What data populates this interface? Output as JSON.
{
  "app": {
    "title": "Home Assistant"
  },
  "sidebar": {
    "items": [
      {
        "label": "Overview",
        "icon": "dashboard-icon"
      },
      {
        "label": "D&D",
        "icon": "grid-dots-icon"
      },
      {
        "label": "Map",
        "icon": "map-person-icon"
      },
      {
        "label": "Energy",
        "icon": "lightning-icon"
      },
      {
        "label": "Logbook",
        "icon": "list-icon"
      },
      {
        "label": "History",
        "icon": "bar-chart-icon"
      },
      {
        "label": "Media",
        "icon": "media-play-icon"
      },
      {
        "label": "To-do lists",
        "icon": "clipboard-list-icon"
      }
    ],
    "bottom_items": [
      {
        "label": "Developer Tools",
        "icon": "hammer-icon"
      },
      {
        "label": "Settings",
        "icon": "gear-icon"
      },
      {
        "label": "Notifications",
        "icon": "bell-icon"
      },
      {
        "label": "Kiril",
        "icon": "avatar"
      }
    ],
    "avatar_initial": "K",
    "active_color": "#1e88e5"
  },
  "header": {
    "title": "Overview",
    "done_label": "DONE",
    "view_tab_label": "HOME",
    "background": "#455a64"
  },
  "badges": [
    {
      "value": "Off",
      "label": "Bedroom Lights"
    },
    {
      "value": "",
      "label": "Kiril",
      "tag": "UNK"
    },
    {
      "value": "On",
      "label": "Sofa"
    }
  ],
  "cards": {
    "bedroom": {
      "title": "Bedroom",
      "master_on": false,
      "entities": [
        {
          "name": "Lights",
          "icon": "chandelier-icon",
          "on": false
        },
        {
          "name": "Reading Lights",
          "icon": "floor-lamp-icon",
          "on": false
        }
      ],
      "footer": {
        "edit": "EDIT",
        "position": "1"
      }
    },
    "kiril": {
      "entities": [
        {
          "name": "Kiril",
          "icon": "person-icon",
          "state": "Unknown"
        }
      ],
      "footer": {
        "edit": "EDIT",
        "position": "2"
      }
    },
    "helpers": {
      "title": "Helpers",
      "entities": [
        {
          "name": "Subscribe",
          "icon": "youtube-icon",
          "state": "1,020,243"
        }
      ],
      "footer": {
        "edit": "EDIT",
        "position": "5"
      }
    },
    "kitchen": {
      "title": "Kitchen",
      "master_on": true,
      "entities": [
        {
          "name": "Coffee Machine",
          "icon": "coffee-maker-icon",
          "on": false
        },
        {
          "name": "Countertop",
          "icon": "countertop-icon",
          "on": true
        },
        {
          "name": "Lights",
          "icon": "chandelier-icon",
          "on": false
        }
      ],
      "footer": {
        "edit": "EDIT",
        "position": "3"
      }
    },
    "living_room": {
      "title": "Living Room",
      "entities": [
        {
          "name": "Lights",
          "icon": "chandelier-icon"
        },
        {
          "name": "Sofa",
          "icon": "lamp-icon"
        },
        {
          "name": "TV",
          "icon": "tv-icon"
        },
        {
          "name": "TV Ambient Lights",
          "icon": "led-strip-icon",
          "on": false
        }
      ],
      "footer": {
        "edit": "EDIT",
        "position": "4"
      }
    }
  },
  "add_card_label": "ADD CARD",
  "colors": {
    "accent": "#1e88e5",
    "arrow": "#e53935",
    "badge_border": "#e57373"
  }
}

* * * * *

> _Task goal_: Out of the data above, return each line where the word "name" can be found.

> _Answer section_:
          "name": "Lights",
          "name": "Reading Lights",
          "name": "Kiril",
          "name": "Subscribe",
          "name": "Coffee Machine",
          "name": "Countertop",
          "name": "Lights",
          "name": "Lights",
          "name": "Sofa",
          "name": "TV",
          "name": "TV Ambient Lights",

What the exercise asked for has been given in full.